Rizzo's Pregnancy In 'Grease: Live!' Was Handled Perfectly & Vanessa Hudgens Totally Owned It
"Grease" was the word as FOX brought the smash hit Grease to twenty-first century fans with Grease: Live! on Sunday. When the musical-turned-movie first premiered on a Chicago stage in 1971, audiences and critics alike balked at its rowdy — and at times raunchy — lyrics and lines. But that's part of the show's charm; it's what made Grease so endearing as an American classic with its candid portrayal of 1950s teenage life. Grease didn't shy away from topics such as sex, drugs, or even teen pregnancy. In this new hybrid version of the musical, Rizzo's pregnancy in Grease: Live! got its own updated treatment, thanks to the vocal stylings of one particularly gifted actress.
Producer Marc Platt had previously said that Grease: Live! would combine elements of both the stage and movie versions of the musical. During a press tour earlier this month, Platt said "We're doing what we think is the best version of Grease that fits a live television format." While some of the more dated and off-color material has be updated for live television, actress Vanessa Hudgens — cast as Betty Rizzo, the tough-as-nails leader of the Pink Ladies of Rydell High School — confirmed that Rizzo's pregnancy scare was still in the script: "Even though it has this fun lightheartedness about it, there's some real stuff going on."
In both the 1971 stage production and 1978 movie, Rizzo had a pregnancy scare after having sex with Kenickie. She confessed her fears to her friend Marty in this classic line: "I feel like a defective typewriter: I skipped a period." Marty — ever the blabbermouth — tells everyone and Rizzo's secret spreads like wildfire through the school. Rizzo responds to her whole ordeal with her big ballad, "There Are Worse Things I Can Do."
Rizzo's tune is where belt-y Broadway ballad meets feminist anthem, especially when you consider the decade it which Grease was set, and even the early '70s, the decade when it was first written and performed. The song is Rizzo's response to — and defiance of — 1950s cultural norms. And let's not forget: Rizzo gets lucky it was just a scare, considering what it was like to actually have an abortion in the '50s.

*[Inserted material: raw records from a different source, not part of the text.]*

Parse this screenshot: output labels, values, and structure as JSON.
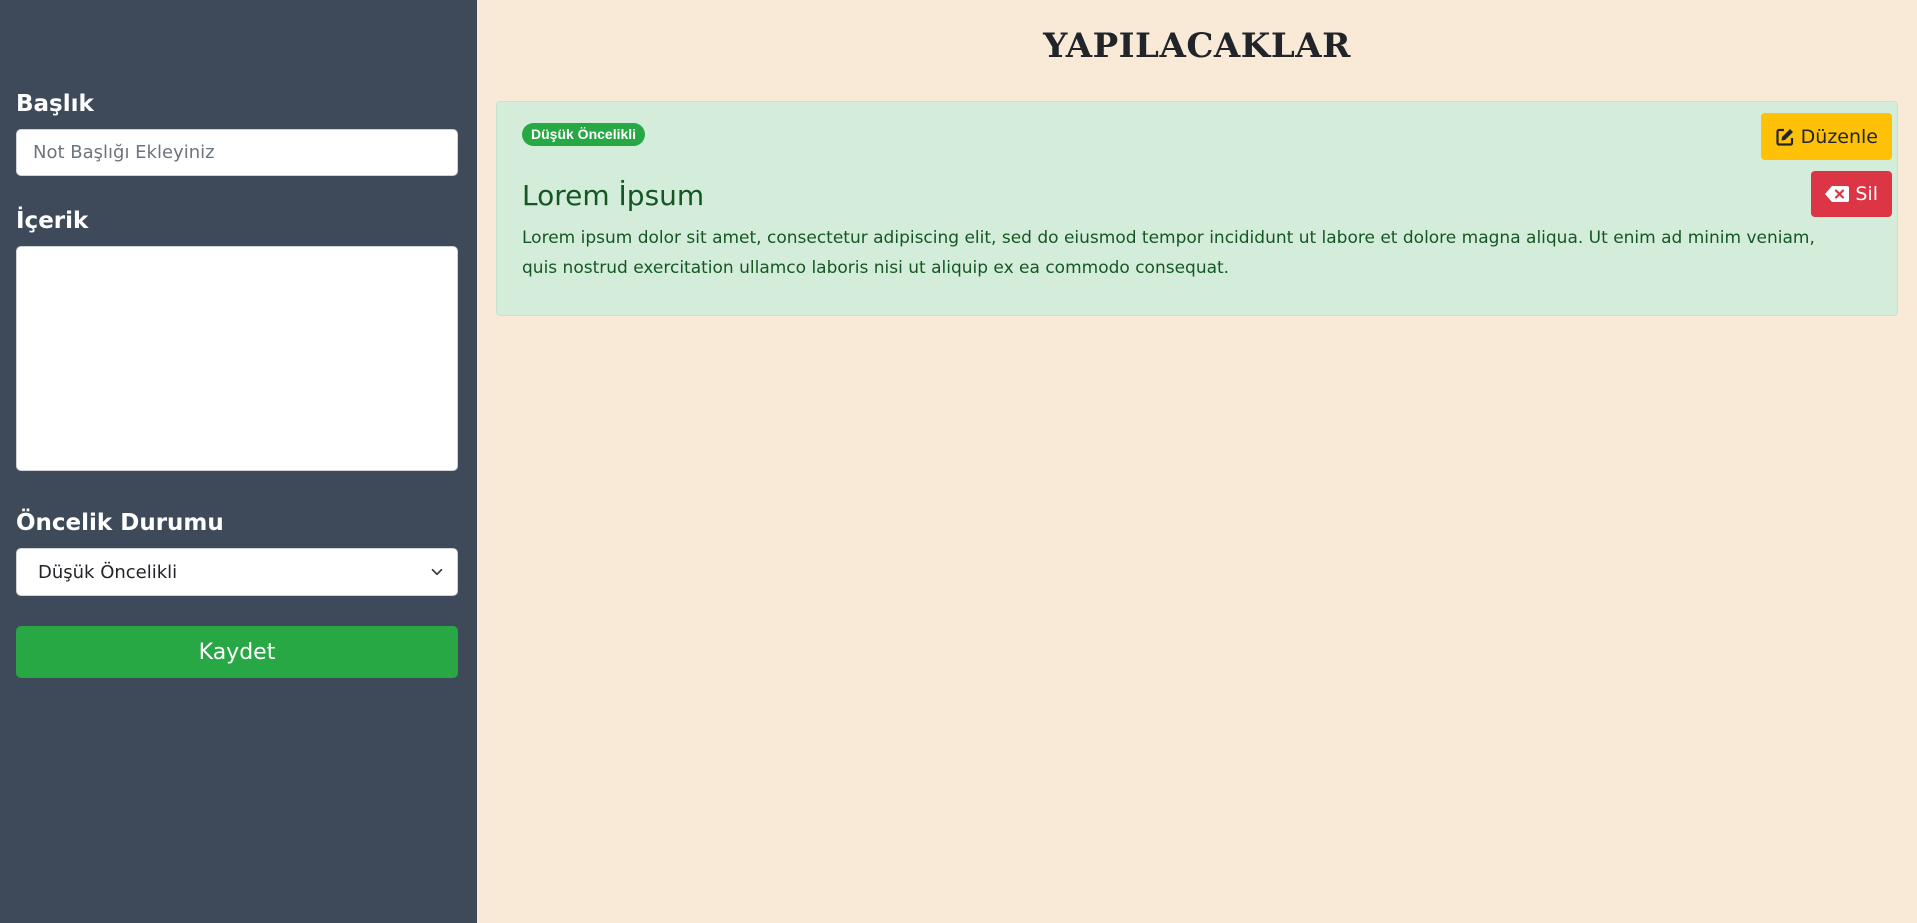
{
  "form": {
    "title_label": "Başlık",
    "title_placeholder": "Not Başlığı Ekleyiniz",
    "title_value": "",
    "content_label": "İçerik",
    "content_value": "",
    "priority_label": "Öncelik Durumu",
    "priority_selected": "Düşük Öncelikli",
    "save_label": "Kaydet"
  },
  "main": {
    "page_title": "YAPILACAKLAR",
    "notes": [
      {
        "priority_badge": "Düşük Öncelikli",
        "title": "Lorem İpsum",
        "content": "Lorem ipsum dolor sit amet, consectetur adipiscing elit, sed do eiusmod tempor incididunt ut labore et dolore magna aliqua. Ut enim ad minim veniam, quis nostrud exercitation ullamco laboris nisi ut aliquip ex ea commodo consequat.",
        "edit_label": "Düzenle",
        "delete_label": "Sil",
        "edit_icon": "edit-icon",
        "delete_icon": "backspace-icon"
      }
    ]
  },
  "colors": {
    "sidebar_bg": "#3e4a5a",
    "main_bg": "#f9ead7",
    "card_bg": "#d4edda",
    "card_text": "#155724",
    "success": "#28a745",
    "warning": "#ffc107",
    "danger": "#dc3545"
  }
}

While it might seem like Rizzo's pregnancy scare in Grease: Live! is still a controversial issue for today's audiences, fans were looking forward to its inclusion:
I hope #GreaseLive focuses more on Kenickie and Rizzo's pregnancy scare than the movie did.— Clarke Cameron (@clarkecameron) January 29, 2016
Yes, you read that right: According to NPR, in most "clean" high school versions of the musical script, Rizzo's entire pregnancy-scare subplot is completely removed — which, all things considered, it pretty sad. Luckily, Sunday's live Fox broadcast decided to go the traditional route as planned, keeping the sobering side-story in.
And, as it turns out, viewers were largely loving it, with several commenting that the inclusion was a breath of fresh air from past days, when the subject was either overlooked or hush-hush. Here's what people were saying that infamous Rizzo pregnancy scare, and Rizzo's soliloquy on Twitter:
All of this Rizzo pregnancy stuff went way over my head as a kid haha. #GreaseLive— Sarah (@sarahkatbeee) February 1, 2016
Everyone who says #GreaseLive is all slut shaming and anti-woman better be listening to Rizzo sing the best song and moral code of the show.— David Levy (@itsdlevy) February 1, 2016
I think Hudgens totally nailed it as Rizzo tonight, bringing gorgeous new life to "There Are Worse Things I Could Do" — more importantly, she reminded us that women can be more than the labels society tries to place on us.